Susan Cahill talks with acclaimed science journalist, Alok Jha, about “The Water Book” and the magic of H2O
Water is the most remarkable substance. Just three simple atoms, two hydrogen fused to one oxygen, it forms the basis of all life on Earth. It’s role in human history goes far beyond just giving life though. As renowned science journalist Alok Jha puts it: “We’ve built our entire civilisations around access to this stuff”.
From the moment we wake up, even while asleep, we are interacting with water. It helped to make, process, and transport the bed we sleep on. It is used to make the cement that holds our house together as well as the cars we drive. It is the basis of our food, our clothes, our electronics, even the fuel for our engines and fires.
Despite being vital to so many areas of our lives there is much we don’t know about water. In his latest book, The Water Book, Alok Jha attempts to bring the story of water to light, highlighting its scientific importance and its role in the development of human civilisation.
Water’s importance to mankind is plain to see on any map. Cities and towns can be seen straddling rivers or hugging against lakes, seas, or oceans. These bodies not only gave water and food but also a means of travel and communication.
For most of history water was the most efficient means of travel. Rivers carried goods and people across the land far quicker than any foot while ocean-going boats tied nations together with trade and news. Even the railways that began to replace the intricate waterways of the world needed water for power.
This importance of water can be seen in literature and culture. It has formed the basis for numerous works from Homer’s Odyssey to Melville’s Moby Dick and Hemmingway’s The Old Man and the Sea. It has been at the heart of numerous religions and religious practices, being home to a myriad of greater and lesser gods.
The human aspect of water only makes up a small part of The Water Book though. Alok is far more interested in water itself, the science behind it, how it has come to be the defining element of life on Earth, and the implications of its existence in others places in space.
Central to water’s role is its strange nature. According to Alok: “it’s one of the most anomalous, it’s one of the most strange liquids we know about”. An excellent solvent water allows organic compounds to interact, thereby allowing replication and reproduction.

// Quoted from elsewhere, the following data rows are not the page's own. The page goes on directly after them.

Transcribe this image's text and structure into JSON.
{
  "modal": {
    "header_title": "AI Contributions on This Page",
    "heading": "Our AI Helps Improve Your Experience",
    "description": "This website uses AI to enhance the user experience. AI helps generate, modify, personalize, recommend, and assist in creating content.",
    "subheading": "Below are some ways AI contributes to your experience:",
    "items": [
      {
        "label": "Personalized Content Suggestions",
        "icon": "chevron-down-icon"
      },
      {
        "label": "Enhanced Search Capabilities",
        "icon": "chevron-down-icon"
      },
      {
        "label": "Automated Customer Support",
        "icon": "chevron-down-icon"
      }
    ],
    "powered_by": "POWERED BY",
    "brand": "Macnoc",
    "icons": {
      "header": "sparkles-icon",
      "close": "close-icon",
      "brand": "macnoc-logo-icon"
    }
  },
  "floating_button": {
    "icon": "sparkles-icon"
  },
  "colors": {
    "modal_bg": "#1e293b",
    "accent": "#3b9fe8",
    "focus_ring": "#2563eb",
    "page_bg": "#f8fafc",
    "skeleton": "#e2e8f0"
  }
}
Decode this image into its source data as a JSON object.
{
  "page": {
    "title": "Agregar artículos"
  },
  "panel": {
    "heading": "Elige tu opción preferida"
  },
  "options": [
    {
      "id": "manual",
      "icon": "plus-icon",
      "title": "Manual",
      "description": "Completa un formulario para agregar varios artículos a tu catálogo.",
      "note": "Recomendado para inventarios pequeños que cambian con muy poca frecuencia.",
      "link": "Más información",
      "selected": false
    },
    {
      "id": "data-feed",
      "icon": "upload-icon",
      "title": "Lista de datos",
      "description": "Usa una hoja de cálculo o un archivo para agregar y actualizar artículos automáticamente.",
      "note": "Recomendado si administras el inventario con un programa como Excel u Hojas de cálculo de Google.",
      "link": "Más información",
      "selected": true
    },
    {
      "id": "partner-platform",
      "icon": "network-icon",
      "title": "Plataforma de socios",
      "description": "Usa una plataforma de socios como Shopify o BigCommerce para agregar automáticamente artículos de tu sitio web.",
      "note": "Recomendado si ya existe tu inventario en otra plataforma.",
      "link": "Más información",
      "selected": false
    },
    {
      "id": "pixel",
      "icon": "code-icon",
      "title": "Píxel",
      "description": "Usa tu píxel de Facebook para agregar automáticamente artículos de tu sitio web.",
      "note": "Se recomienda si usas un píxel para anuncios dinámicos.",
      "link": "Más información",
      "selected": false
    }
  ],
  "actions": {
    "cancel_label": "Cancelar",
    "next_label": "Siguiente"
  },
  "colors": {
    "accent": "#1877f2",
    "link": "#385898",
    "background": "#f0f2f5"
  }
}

At the same time it is a strong insulator. Water vapour helps to trap the sun’s heat into our atmosphere, giving the planet a stable heat.
One of the most astounding things about water though is how it changes form.
Unlike other substances water is densest in its liquid form. While this has helped to shape the world around us, freezing water splitting rocks and boulders, its most remarkable in providing shelter. As the cold ice rises it solidifies and acts as an insulating cap for the warmer water below, becoming a veritable haven for life.
Looking at Jupiter’s moons, Europa and Ganymede, we cannot but help wonder if their icy surfaces might be hiding liquid water underneath. If so has life, as on Earth, begun to blossom in their depths?
Alok’s interest in the nature of water and ice led him on an expedition to the Antarctic. Here he saw the majesty of water in all it’s might. As Alok describes it: “you are just insignificant in this tiny speck of this ship as you go to this epic place...in Antarctica the environment controls you. And what is the environment?...it’s ice, it’s water in the atmosphere, it’s the weather. It controls you.”
Join Susan Cahill, host of Talking Books, as she talks with Alok about his journey to Antarctica, the mysteries of water, and its importance in life and human civilisation. What is it that makes water so special? How has it contrived to breed life on Earth? And what is going to happen to water as our climate undergoes serious changes?
This week’s music to read to
The show opens with The Four Seasons from Max Richter's Vivaldi Recomposed before playing out of part one with Julianna Barwick's Crystal Lake. The show ends with another Julianna Barwick piece, Nepenthe.